== Segment start ==

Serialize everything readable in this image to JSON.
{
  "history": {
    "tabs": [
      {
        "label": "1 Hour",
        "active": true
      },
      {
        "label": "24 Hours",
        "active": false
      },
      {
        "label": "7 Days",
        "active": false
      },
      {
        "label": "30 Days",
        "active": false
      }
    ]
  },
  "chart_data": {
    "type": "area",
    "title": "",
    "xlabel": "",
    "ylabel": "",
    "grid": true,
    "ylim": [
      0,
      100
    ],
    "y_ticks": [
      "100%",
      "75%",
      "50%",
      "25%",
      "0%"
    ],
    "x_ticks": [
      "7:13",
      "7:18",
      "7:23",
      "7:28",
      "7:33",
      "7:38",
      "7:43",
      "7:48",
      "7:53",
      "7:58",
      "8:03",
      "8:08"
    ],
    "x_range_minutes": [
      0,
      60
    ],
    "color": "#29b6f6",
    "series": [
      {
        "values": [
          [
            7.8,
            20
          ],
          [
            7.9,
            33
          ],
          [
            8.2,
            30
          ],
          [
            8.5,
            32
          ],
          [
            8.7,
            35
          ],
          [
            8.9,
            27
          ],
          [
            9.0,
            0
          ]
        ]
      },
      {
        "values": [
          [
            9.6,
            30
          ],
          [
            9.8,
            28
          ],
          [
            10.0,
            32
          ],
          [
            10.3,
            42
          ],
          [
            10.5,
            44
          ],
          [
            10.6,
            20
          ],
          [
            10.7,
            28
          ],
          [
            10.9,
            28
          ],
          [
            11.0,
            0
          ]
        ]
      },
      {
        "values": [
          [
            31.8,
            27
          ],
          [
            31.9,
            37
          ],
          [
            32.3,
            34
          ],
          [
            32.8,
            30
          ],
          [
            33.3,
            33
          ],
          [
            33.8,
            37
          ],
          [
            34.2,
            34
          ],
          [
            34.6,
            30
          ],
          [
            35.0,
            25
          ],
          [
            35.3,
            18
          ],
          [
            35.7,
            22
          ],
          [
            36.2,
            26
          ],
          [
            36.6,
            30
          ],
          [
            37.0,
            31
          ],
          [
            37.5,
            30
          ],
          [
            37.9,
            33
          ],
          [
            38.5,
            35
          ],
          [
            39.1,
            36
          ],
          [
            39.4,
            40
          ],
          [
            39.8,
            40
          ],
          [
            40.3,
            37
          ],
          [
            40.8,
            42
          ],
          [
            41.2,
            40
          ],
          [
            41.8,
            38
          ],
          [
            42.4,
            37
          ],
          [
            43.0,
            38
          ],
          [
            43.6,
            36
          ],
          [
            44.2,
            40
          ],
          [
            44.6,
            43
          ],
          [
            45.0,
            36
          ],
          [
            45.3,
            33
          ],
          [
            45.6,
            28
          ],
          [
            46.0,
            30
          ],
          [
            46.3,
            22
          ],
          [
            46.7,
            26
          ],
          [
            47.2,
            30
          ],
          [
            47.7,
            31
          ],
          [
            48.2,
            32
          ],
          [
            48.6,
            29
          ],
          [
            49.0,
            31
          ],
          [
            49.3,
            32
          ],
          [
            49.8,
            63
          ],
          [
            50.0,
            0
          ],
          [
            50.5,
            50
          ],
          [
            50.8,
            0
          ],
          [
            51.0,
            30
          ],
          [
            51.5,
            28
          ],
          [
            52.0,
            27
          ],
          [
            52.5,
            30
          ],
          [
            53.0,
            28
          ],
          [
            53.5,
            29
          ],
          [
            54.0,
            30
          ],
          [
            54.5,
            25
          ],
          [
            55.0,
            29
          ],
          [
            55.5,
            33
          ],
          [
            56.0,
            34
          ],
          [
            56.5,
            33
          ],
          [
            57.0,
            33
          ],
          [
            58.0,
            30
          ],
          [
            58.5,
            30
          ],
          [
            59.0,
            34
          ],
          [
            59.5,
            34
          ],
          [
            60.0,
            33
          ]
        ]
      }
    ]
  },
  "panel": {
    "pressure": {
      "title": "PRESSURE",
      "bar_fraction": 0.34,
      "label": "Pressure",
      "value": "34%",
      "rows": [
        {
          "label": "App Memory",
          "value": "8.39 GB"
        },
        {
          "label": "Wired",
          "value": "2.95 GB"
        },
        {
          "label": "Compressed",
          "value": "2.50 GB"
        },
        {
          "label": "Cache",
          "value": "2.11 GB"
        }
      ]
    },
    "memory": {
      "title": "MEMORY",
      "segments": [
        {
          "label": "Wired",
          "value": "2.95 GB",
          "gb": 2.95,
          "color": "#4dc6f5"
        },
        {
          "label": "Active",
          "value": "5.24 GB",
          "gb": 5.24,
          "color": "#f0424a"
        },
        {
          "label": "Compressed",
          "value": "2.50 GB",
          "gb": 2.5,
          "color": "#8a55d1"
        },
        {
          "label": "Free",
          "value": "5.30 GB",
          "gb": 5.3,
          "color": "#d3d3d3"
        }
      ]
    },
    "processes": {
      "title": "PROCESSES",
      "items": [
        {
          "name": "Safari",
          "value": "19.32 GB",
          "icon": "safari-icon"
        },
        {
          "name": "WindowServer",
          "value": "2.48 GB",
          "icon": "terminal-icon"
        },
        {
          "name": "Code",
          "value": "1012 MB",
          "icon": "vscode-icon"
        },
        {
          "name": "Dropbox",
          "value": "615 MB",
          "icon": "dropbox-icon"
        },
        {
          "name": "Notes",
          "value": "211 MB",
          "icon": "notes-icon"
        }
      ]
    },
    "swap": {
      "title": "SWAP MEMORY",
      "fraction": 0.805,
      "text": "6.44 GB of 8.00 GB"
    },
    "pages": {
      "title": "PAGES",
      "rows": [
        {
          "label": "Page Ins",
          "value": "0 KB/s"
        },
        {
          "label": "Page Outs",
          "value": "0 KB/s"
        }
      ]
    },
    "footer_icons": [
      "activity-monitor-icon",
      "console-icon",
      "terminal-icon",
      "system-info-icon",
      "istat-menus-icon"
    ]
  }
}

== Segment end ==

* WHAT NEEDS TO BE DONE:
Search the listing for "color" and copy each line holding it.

* SOLUTION:
    "color": "#29b6f6",
          "color": "#4dc6f5"
          "color": "#f0424a"
          "color": "#8a55d1"
          "color": "#d3d3d3"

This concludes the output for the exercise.